[Data about app and page elements]
···

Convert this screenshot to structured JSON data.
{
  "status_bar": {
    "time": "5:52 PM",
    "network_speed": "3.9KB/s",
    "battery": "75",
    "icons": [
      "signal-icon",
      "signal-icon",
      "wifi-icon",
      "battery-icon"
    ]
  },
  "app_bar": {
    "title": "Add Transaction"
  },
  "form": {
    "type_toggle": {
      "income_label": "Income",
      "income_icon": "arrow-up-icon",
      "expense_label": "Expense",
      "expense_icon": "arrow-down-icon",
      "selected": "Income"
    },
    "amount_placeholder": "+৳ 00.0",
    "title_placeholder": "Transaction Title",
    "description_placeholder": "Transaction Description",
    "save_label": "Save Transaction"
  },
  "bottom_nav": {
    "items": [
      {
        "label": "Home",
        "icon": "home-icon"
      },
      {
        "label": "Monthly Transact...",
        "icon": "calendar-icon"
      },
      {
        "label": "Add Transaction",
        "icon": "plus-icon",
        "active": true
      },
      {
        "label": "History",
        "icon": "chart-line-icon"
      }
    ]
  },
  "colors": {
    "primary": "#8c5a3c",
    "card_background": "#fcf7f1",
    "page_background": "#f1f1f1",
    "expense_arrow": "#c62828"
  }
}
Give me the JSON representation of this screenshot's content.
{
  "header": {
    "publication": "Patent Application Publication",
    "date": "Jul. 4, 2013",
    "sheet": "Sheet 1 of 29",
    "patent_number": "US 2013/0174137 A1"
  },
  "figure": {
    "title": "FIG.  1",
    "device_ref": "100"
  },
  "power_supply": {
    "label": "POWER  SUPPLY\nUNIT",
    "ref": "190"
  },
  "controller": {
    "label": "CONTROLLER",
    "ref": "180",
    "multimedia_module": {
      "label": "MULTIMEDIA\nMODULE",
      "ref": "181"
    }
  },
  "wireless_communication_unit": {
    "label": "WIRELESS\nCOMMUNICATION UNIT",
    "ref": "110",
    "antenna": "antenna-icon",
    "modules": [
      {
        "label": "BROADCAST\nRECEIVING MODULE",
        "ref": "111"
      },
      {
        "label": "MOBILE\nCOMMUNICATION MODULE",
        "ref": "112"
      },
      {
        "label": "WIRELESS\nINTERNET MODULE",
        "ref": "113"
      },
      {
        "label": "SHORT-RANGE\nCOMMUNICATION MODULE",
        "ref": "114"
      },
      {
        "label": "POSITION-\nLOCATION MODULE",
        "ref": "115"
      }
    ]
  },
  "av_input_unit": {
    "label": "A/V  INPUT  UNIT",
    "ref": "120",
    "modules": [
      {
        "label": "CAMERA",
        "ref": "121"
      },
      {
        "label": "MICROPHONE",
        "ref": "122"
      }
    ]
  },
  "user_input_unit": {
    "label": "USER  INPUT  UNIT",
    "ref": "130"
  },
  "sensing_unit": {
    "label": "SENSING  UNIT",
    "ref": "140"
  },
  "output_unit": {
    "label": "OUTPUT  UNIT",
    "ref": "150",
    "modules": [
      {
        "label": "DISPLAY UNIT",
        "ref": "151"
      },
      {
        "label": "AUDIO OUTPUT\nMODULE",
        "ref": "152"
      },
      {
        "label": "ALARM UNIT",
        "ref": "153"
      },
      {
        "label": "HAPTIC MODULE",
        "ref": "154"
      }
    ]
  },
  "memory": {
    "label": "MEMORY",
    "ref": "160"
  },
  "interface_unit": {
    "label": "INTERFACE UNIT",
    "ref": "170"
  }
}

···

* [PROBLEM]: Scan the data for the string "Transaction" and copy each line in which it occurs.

* [FINAL ANSWER]:
    "title": "Add Transaction"
    "title_placeholder": "Transaction Title",
    "description_placeholder": "Transaction Description",
    "save_label": "Save Transaction"
        "label": "Add Transaction",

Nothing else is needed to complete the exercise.